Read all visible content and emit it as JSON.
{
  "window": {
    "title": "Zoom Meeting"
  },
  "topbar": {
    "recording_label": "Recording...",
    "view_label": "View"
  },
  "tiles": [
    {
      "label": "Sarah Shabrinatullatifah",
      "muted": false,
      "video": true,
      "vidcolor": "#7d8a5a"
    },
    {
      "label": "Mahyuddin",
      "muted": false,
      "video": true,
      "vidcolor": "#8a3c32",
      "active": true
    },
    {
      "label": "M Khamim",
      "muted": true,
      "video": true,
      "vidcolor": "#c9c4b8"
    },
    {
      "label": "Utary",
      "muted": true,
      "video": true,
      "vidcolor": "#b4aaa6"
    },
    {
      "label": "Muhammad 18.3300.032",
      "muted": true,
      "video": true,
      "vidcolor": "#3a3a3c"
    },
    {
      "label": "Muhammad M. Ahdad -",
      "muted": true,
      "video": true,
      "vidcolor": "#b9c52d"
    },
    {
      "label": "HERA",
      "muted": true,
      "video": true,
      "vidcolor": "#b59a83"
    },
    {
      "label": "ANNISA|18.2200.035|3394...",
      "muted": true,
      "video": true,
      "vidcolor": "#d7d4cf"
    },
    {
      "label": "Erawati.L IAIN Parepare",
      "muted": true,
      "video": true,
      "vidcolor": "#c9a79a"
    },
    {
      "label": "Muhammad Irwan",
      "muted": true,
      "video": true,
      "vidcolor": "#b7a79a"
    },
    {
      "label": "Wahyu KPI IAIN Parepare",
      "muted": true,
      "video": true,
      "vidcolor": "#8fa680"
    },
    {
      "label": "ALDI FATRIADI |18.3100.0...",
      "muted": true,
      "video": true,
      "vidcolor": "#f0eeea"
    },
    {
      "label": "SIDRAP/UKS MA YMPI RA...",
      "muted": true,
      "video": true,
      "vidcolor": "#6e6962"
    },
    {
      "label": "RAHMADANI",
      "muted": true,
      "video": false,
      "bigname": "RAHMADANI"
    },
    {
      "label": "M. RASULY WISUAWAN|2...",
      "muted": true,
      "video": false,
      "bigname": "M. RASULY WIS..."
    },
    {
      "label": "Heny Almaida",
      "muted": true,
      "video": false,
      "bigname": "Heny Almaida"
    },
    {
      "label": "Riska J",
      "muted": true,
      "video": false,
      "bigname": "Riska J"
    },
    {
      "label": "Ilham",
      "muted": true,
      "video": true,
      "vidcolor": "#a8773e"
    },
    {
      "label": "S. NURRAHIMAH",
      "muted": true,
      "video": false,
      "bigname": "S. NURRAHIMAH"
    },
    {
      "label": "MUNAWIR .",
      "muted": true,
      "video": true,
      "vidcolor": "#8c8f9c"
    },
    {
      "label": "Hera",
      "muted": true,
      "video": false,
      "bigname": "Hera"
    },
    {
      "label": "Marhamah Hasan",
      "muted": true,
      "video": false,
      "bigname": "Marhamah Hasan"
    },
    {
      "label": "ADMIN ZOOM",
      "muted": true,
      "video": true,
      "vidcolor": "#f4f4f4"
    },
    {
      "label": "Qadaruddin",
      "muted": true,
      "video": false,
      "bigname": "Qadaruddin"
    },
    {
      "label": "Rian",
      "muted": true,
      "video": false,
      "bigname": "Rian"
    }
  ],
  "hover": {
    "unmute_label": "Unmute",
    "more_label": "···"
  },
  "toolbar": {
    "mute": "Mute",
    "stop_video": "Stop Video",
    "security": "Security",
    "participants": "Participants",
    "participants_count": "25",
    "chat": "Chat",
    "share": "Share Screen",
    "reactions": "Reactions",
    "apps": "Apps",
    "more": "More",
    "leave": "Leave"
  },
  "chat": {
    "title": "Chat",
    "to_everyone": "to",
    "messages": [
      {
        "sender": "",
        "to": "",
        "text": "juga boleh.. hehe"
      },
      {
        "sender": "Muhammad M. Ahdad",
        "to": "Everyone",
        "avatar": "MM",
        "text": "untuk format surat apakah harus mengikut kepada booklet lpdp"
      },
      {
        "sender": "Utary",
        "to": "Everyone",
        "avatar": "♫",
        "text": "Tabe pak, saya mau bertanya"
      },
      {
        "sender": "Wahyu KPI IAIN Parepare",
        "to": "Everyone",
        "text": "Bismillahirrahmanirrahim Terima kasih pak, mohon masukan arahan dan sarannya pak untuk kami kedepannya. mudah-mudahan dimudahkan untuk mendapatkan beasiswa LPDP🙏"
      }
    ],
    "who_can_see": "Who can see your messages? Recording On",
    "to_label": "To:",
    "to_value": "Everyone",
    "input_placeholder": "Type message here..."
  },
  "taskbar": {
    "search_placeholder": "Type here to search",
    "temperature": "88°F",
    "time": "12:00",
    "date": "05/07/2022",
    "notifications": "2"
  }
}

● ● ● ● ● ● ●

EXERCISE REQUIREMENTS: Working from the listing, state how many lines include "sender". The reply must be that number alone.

PROBLEM SOLUTION: 4